A Glimpse at AE's GM Candidates
How might these Californians take on Austin's challenges?
Austin Energy's new general manager will be facing no shortage of challenges in coming years, among them rate hikes, the transition to more renewable energy, and a new business model that can encourage conservation while protecting the bottom line. Both candidates for the position – Larry Weis and David Wright – come from California, a state that has led the way in tackling just such challenges. (A third finalist, Ronald Davis of Burbank, Calif., has dropped out of the running.) On Wednesday, Weis and Wright were in town to meet with city officials and were expected to speak at a public forum in the evening. For those who missed the visit, here are some of the candidates' thoughts on how their experiences might shape AE's future.
Larry WeisTurlock Irrigation District, Turlock, Calif.
Weis began his career almost 30 years ago as a "preacher of energy efficiency" in commercial and industrial buildings, he says. Today, he is general manager and CEO of Turlock Irrigation District, a publicly owned water and electric utility that draws 28% of its power from renewable resources, the highest percentage in the state, says Weis. With the exception of a contract with Oregon's Boardman coal plant, Weis says, TID owns and operates all of its generating resources: "Strategically, what I've tried to do with renewables is not get into purchase power agreements where a few years down the road we've got to do it all over again."
TID has taken on four rate increases during Weis' decadelong tenure. "What I've tried to do ... is get us to 28 percent without having huge rate shocks, and I've been very successful at it," he says, warning that it's best not to get "too ambitious too quickly." Smaller, more gradual rate adjustments have eased the transition, he says, as has TID's decision to leave its contract with the coal plant in 2018 to avoid the costs of investing in emissions-reducing technologies.
"As you move forward into distributed energy and other programs," says Weis, "you also need to be very careful about how your rates are designed. It's very difficult to sort of lead the customer down this path unless they know there's something in it for them, and incentive-based programs that offer a carrot instead of a stick is the philosophy that I tend to follow." Rather than tiered rates that punish customers for using energy at peak hours, Weis says he prefers incentive-based programs that say, "If you reduce your peak [usage], I'm going to pay for it."
David WrightRiverside Public Utilities, Riverside, Calif.
Before becoming general manager of Riverside Public Utilities five years ago, Wright began his career as a certified public accountant, followed by a stint as city controller, after which he entered the utility as a chief financial officer. "Because I came up from the financial side," says Wright, "I'm really into: What are our goals?
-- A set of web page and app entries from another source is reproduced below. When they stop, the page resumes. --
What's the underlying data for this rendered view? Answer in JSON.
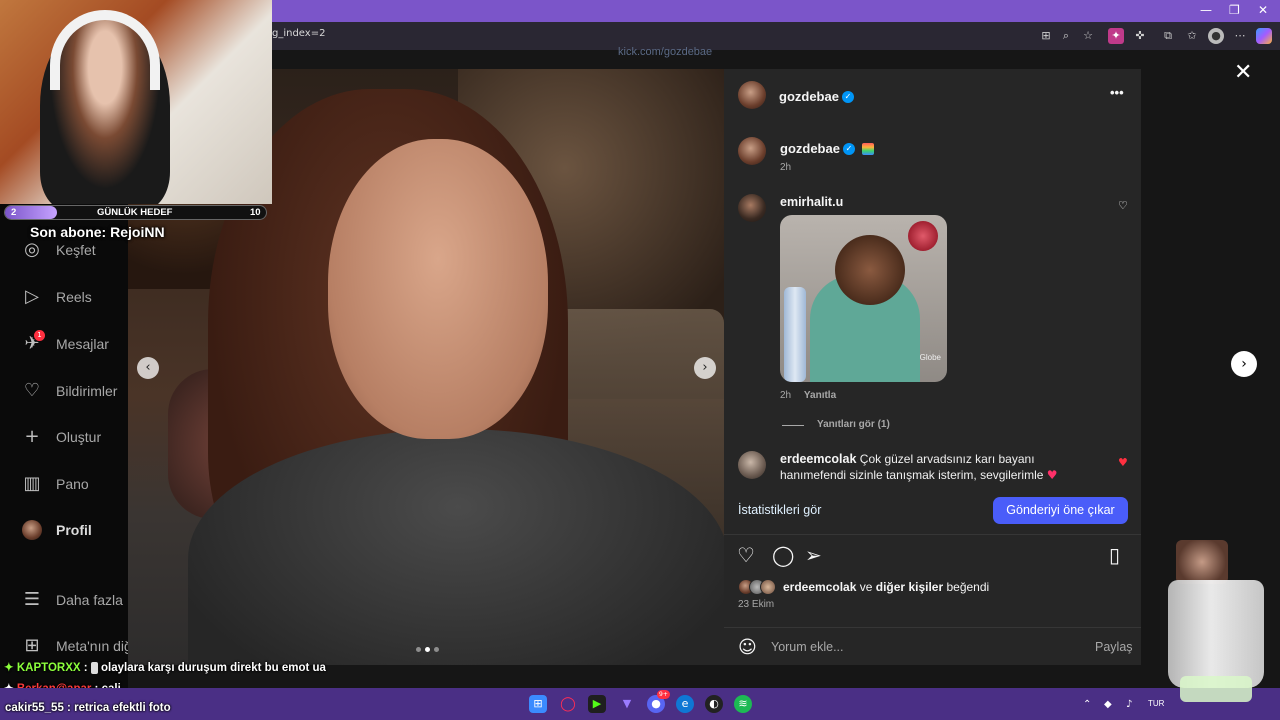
{
  "browser": {
    "url": "g_index=2",
    "win_minimize": "—",
    "win_restore": "❐",
    "win_close": "✕"
  },
  "page": {
    "kick_url": "kick.com/gozdebae"
  },
  "nav": {
    "items": [
      {
        "label": "Keşfet",
        "icon": "compass-icon"
      },
      {
        "label": "Reels",
        "icon": "reels-icon"
      },
      {
        "label": "Mesajlar",
        "icon": "messenger-icon",
        "badge": "1"
      },
      {
        "label": "Bildirimler",
        "icon": "heart-icon"
      },
      {
        "label": "Oluştur",
        "icon": "plus-icon"
      },
      {
        "label": "Pano",
        "icon": "dashboard-icon"
      },
      {
        "label": "Profil",
        "icon": "avatar"
      },
      {
        "label": "Daha fazla",
        "icon": "menu-icon"
      },
      {
        "label": "Meta'nın diğ",
        "icon": "apps-icon"
      }
    ]
  },
  "post": {
    "author": "gozdebae",
    "more": "•••",
    "caption_author": "gozdebae",
    "caption_time": "2h",
    "comments": [
      {
        "user": "emirhalit.u",
        "time": "2h",
        "reply": "Yanıtla",
        "gif_watermark": "Globe"
      },
      {
        "user": "erdeemcolak",
        "text": "Çok güzel arvadsınız karı bayanı hanımefendi sizinle tanışmak isterim, sevgilerimle"
      }
    ],
    "view_replies": "Yanıtları gör (1)",
    "stats_link": "İstatistikleri gör",
    "boost_button": "Gönderiyi öne çıkar",
    "liked_by_user": "erdeemcolak",
    "liked_by_connector": "ve",
    "liked_by_others": "diğer kişiler",
    "liked_by_suffix": "beğendi",
    "date": "23 Ekim",
    "comment_placeholder": "Yorum ekle...",
    "share_label": "Paylaş"
  },
  "stream": {
    "goal_current": "2",
    "goal_label": "GÜNLÜK HEDEF",
    "goal_target": "10",
    "goal_progress": 0.2,
    "last_sub": "Son abone: RejoiNN",
    "chat": [
      {
        "user": "KAPTORXX",
        "sep": ":",
        "text": "olaylara karşı duruşum direkt bu emot ua",
        "color": "#8cff3c"
      },
      {
        "user": "Berkan@apar",
        "sep": ":",
        "text": "çali",
        "color": "#ff3b3b"
      },
      {
        "user": "cakir55_55",
        "sep": ":",
        "text": "retrica efektli foto",
        "color": "#ffffff"
      }
    ]
  },
  "taskbar": {
    "tray_lang": "TUR",
    "notif_badge": "9+"
  }
}
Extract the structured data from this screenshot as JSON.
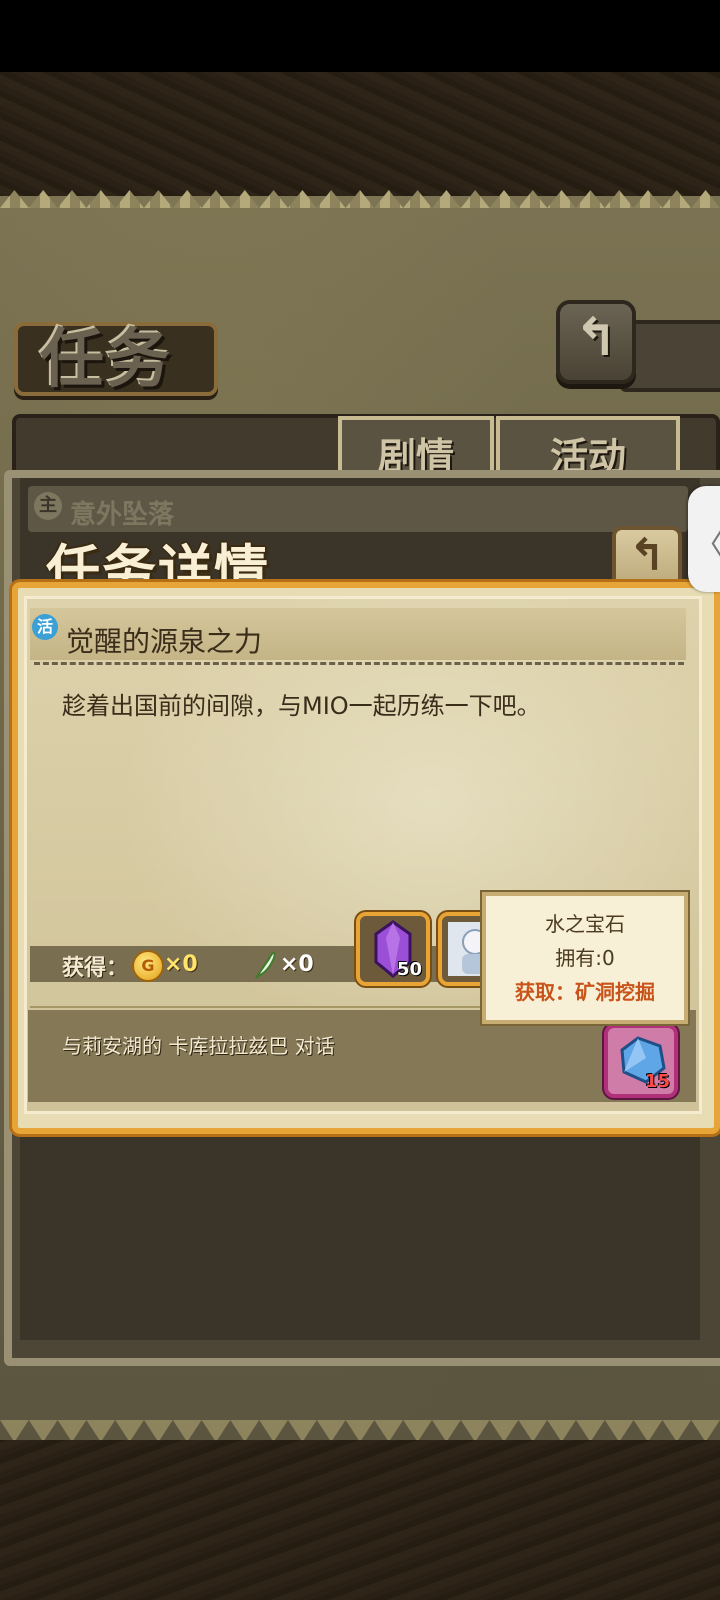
{
  "screen": {
    "title": "任务",
    "back_glyph": "↰"
  },
  "tabs": [
    {
      "label": "剧情",
      "selected": true
    },
    {
      "label": "活动",
      "selected": false
    }
  ],
  "quest_list": {
    "row_badge": "主",
    "row_label": "意外坠落"
  },
  "detail": {
    "header": "任务详情",
    "back_glyph": "↰",
    "quest_badge": "活",
    "quest_name": "觉醒的源泉之力",
    "description": "趁着出国前的间隙，与MIO一起历练一下吧。",
    "reward_label": "获得：",
    "coin_icon": "G",
    "coin_count": "×0",
    "feather_count": "×0",
    "reward_items": [
      {
        "icon": "purple-crystal-icon",
        "count": "50"
      },
      {
        "icon": "character-portrait-icon",
        "count": ""
      }
    ],
    "objective": "与莉安湖的 卡库拉拉兹巴 对话",
    "objective_item": {
      "icon": "water-gem-icon",
      "count": "15"
    }
  },
  "tooltip": {
    "name": "水之宝石",
    "owned": "拥有:0",
    "source": "获取：矿洞挖掘"
  },
  "side_handle": {
    "glyph": "〈"
  },
  "colors": {
    "card_border": "#e7a437",
    "tooltip_source": "#c8541a",
    "coin_count": "#ffe36a"
  }
}
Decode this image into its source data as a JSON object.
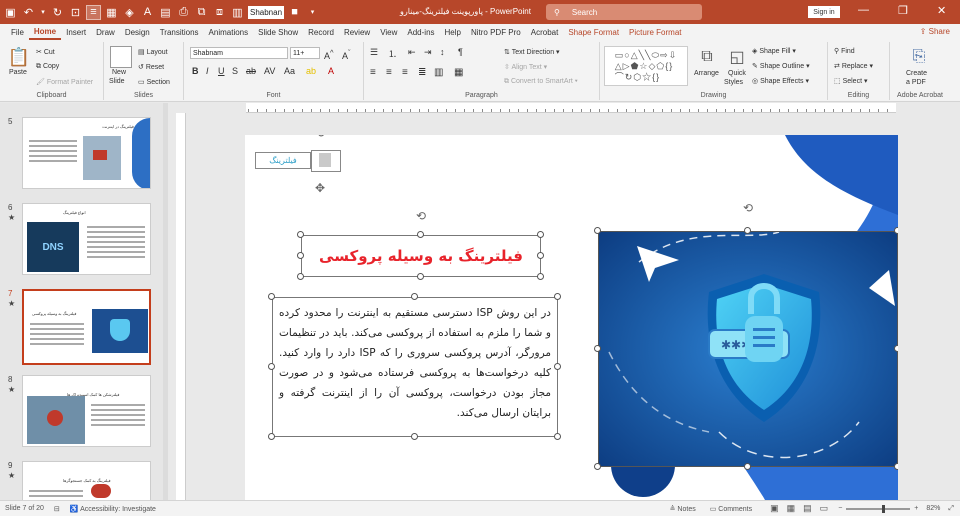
{
  "title_bar": {
    "doc_title": "پاورپوینت فیلترینگ-مینارو - PowerPoint",
    "search_placeholder": "Search",
    "signin": "Sign in",
    "font_name": "Shabnan",
    "accent": "#b7472a"
  },
  "tabs": [
    "File",
    "Home",
    "Insert",
    "Draw",
    "Design",
    "Transitions",
    "Animations",
    "Slide Show",
    "Record",
    "Review",
    "View",
    "Add-ins",
    "Help",
    "Nitro PDF Pro",
    "Acrobat",
    "Shape Format",
    "Picture Format"
  ],
  "share": "Share",
  "ribbon": {
    "clipboard": {
      "paste": "Paste",
      "cut": "Cut",
      "copy": "Copy",
      "format_painter": "Format Painter",
      "label": "Clipboard"
    },
    "slides": {
      "new_slide": "New",
      "new_slide2": "Slide",
      "layout": "Layout",
      "reset": "Reset",
      "section": "Section",
      "label": "Slides"
    },
    "font": {
      "font_name": "Shabnam",
      "font_size": "11+",
      "label": "Font"
    },
    "paragraph": {
      "text_direction": "Text Direction",
      "align_text": "Align Text",
      "smartart": "Convert to SmartArt",
      "label": "Paragraph"
    },
    "drawing": {
      "arrange": "Arrange",
      "quick_styles": "Quick",
      "quick_styles2": "Styles",
      "shape_fill": "Shape Fill",
      "shape_outline": "Shape Outline",
      "shape_effects": "Shape Effects",
      "label": "Drawing"
    },
    "editing": {
      "find": "Find",
      "replace": "Replace",
      "select": "Select",
      "label": "Editing"
    },
    "acrobat": {
      "create_pdf": "Create",
      "create_pdf2": "a PDF",
      "label": "Adobe Acrobat"
    }
  },
  "thumbnails": [
    {
      "num": "5",
      "title": "مثالی فیلترینگ در اینترنت"
    },
    {
      "num": "6",
      "title": "انواع فیلترینگ",
      "label": "DNS"
    },
    {
      "num": "7",
      "title": "فیلترینگ به وسیله پروکسی"
    },
    {
      "num": "8",
      "title": "فیلترشکن ها کمک اسپیدتراک ها"
    },
    {
      "num": "9",
      "title": "فیلترینگ به کمک جستجوگرها"
    }
  ],
  "slide": {
    "tag": "فیلترینگ",
    "heading": "فیلترینگ به وسیله پروکسی",
    "body": "در این روش ISP دسترسی مستقیم به اینترنت را محدود کرده و شما را ملزم به استفاده از پروکسی می‌کند. باید در تنظیمات مرورگر، آدرس پروکسی سروری را که ISP دارد را وارد کنید. کلیه درخواست‌ها به پروکسی فرستاده می‌شود و در صورت مجاز بودن درخواست، پروکسی آن را از اینترنت گرفته و برایتان ارسال می‌کند.",
    "heading_color": "#e8232b"
  },
  "status": {
    "slide_count": "Slide 7 of 20",
    "accessibility": "Accessibility: Investigate",
    "notes": "Notes",
    "comments": "Comments",
    "zoom": "82%"
  }
}
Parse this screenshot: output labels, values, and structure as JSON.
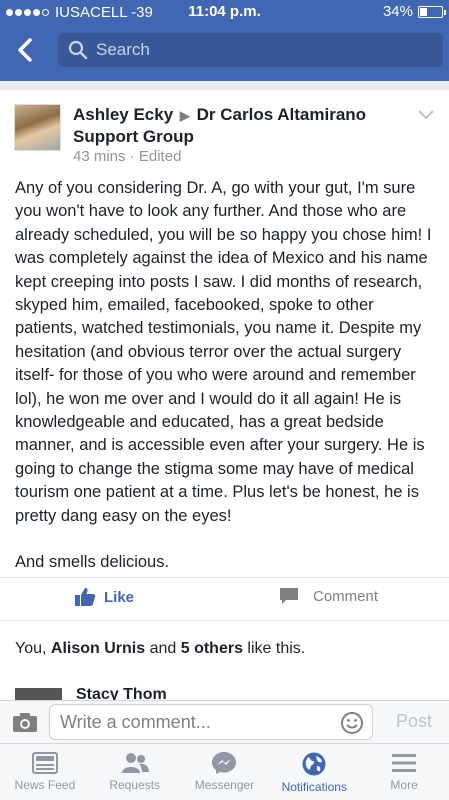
{
  "status_bar": {
    "carrier": "IUSACELL -39",
    "time": "11:04 p.m.",
    "battery": "34%",
    "battery_level": 0.34
  },
  "search": {
    "placeholder": "Search"
  },
  "post": {
    "author": "Ashley Ecky",
    "group": "Dr Carlos Altamirano Support Group",
    "time": "43 mins",
    "separator": "·",
    "edited": "Edited",
    "paragraph1": "Any of you considering Dr. A, go with your gut, I'm sure you won't have to look any further. And those who are already scheduled, you will be so happy you chose him! I was completely against the idea of Mexico and his name kept creeping into posts I saw. I did months of research, skyped him, emailed, facebooked, spoke to other patients, watched testimonials, you name it. Despite my hesitation (and obvious terror over the actual surgery itself- for those of you who were around and remember lol), he won me over and I would do it all again! He is knowledgeable and educated, has a great bedside manner, and is accessible even after your surgery. He is going to change the stigma some may have of medical tourism one patient at a time. Plus let's be honest, he is pretty dang easy on the eyes!",
    "paragraph2": "And smells delicious.",
    "like_label": "Like",
    "comment_label": "Comment",
    "likes": {
      "prefix": "You, ",
      "name": "Alison Urnis",
      "middle": " and ",
      "others": "5 others",
      "suffix": " like this."
    },
    "next_comment_author": "Stacy Thom"
  },
  "composer": {
    "placeholder": "Write a comment...",
    "post_label": "Post"
  },
  "tabs": [
    {
      "label": "News Feed",
      "icon": "news-feed-icon",
      "active": false
    },
    {
      "label": "Requests",
      "icon": "friend-requests-icon",
      "active": false
    },
    {
      "label": "Messenger",
      "icon": "messenger-icon",
      "active": false
    },
    {
      "label": "Notifications",
      "icon": "globe-icon",
      "active": true
    },
    {
      "label": "More",
      "icon": "menu-icon",
      "active": false
    }
  ],
  "colors": {
    "brand": "#4267b2",
    "header": "#4267b2",
    "muted": "#90949c"
  }
}
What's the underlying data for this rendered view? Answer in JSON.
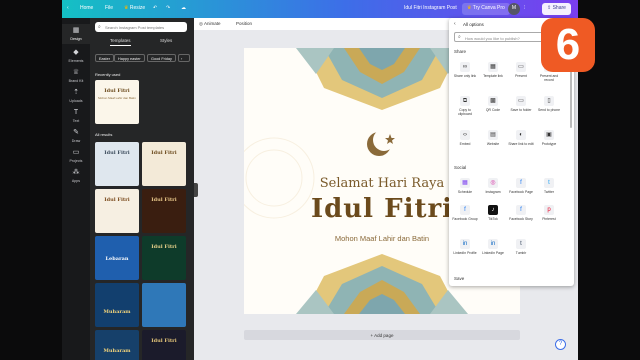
{
  "topbar": {
    "home": "Home",
    "file": "File",
    "resize": "Resize",
    "doc_title": "Idul Fitri Instagram Post",
    "try_pro": "Try Canva Pro",
    "avatar_initial": "M",
    "share": "Share"
  },
  "rail": [
    {
      "label": "Design",
      "icon": "design-icon"
    },
    {
      "label": "Elements",
      "icon": "elements-icon"
    },
    {
      "label": "Brand Kit",
      "icon": "brand-icon"
    },
    {
      "label": "Uploads",
      "icon": "upload-icon"
    },
    {
      "label": "Text",
      "icon": "text-icon"
    },
    {
      "label": "Draw",
      "icon": "draw-icon"
    },
    {
      "label": "Projects",
      "icon": "folder-icon"
    },
    {
      "label": "Apps",
      "icon": "apps-icon"
    }
  ],
  "panel": {
    "search_placeholder": "Search Instagram Post templates",
    "tabs": [
      "Templates",
      "Styles"
    ],
    "chips": [
      "Easter",
      "Happy easter",
      "Good Friday"
    ],
    "recently_used": "Recently used",
    "all_results": "All results",
    "thumbs": [
      {
        "t1": "Idul Fitri",
        "t2": "Mohon Maaf Lahir dan Batin"
      },
      {
        "t1": "Idul Fitri",
        "t2": ""
      },
      {
        "t1": "Idul Fitri",
        "t2": ""
      },
      {
        "t1": "Idul Fitri",
        "t2": ""
      },
      {
        "t1": "Idul Fitri",
        "t2": ""
      },
      {
        "t1": "Lebaran",
        "t2": ""
      },
      {
        "t1": "Idul Fitri",
        "t2": ""
      },
      {
        "t1": "Muharam",
        "t2": ""
      },
      {
        "t1": "",
        "t2": ""
      },
      {
        "t1": "Muharam",
        "t2": ""
      },
      {
        "t1": "Idul Fitri",
        "t2": ""
      }
    ]
  },
  "canvas": {
    "animate": "Animate",
    "position": "Position",
    "greeting_1": "Selamat Hari Raya",
    "greeting_2": "Idul Fitri",
    "greeting_3": "Mohon Maaf Lahir dan Batin",
    "add_page": "+ Add page"
  },
  "share_menu": {
    "back": "‹",
    "title": "All options",
    "search_placeholder": "How would you like to publish?",
    "section_share": "Share",
    "share_options": [
      "Share only link",
      "Template link",
      "Present",
      "Present and record",
      "Copy to clipboard",
      "QR Code",
      "Save to folder",
      "Send to phone",
      "Embed",
      "Website",
      "Share link to edit",
      "Prototype"
    ],
    "section_social": "Social",
    "social_options": [
      "Schedule",
      "Instagram",
      "Facebook Page",
      "Twitter",
      "Facebook Group",
      "TikTok",
      "Facebook Story",
      "Pinterest",
      "LinkedIn Profile",
      "LinkedIn Page",
      "Tumblr"
    ],
    "section_save": "Save"
  },
  "overlay_badge": "6",
  "help": "?",
  "colors": {
    "gradient_start": "#14c0c4",
    "gradient_end": "#7a3ef0",
    "badge": "#ef5a24",
    "gold": "#6b4a1c"
  }
}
How can we do it? How can customers afford it?" Wright says that as long as AE conducts a cost-of-service study that accurately reflects its true goals, the rates will be set appropriately and "the revenue will naturally follow." However, he says, "if you put those goals into your cost of service study and it throws your rates beyond what your customers are willing to pay, then you have to go back and revisit your goals."
Right now, says Wright, Riverside is getting 19.8% of its power from renewables, putting it right on target for its goal of 20% by the end of the year. Wright has overseen two cost-of-service studies and tackled rate restructuring. Such initiatives work best when "you talk to every community group you can and get them educated on why you need it," he says.
Wright supports time-of-use rates that send "a much stronger price signal so customers adjust their usage patterns ... to lower-cost time frames." However, he says, "you have to be careful" to maintain affordability for low-income customers, especially the elderly, who are often stuck at home during the hottest – most expensive – part of the day. "It actually has health impacts," he says. Riverside's solution has been to ensure "that the peak price in the summer isn't quite as high as [the cost of] our resources," while the winter prices aren't quite as low. Wright also supports programs to provide services such as free insulation to low-income customers: "It lowers their bills, rather than create this low rate that doesn't have any benefit of encouraging conservation."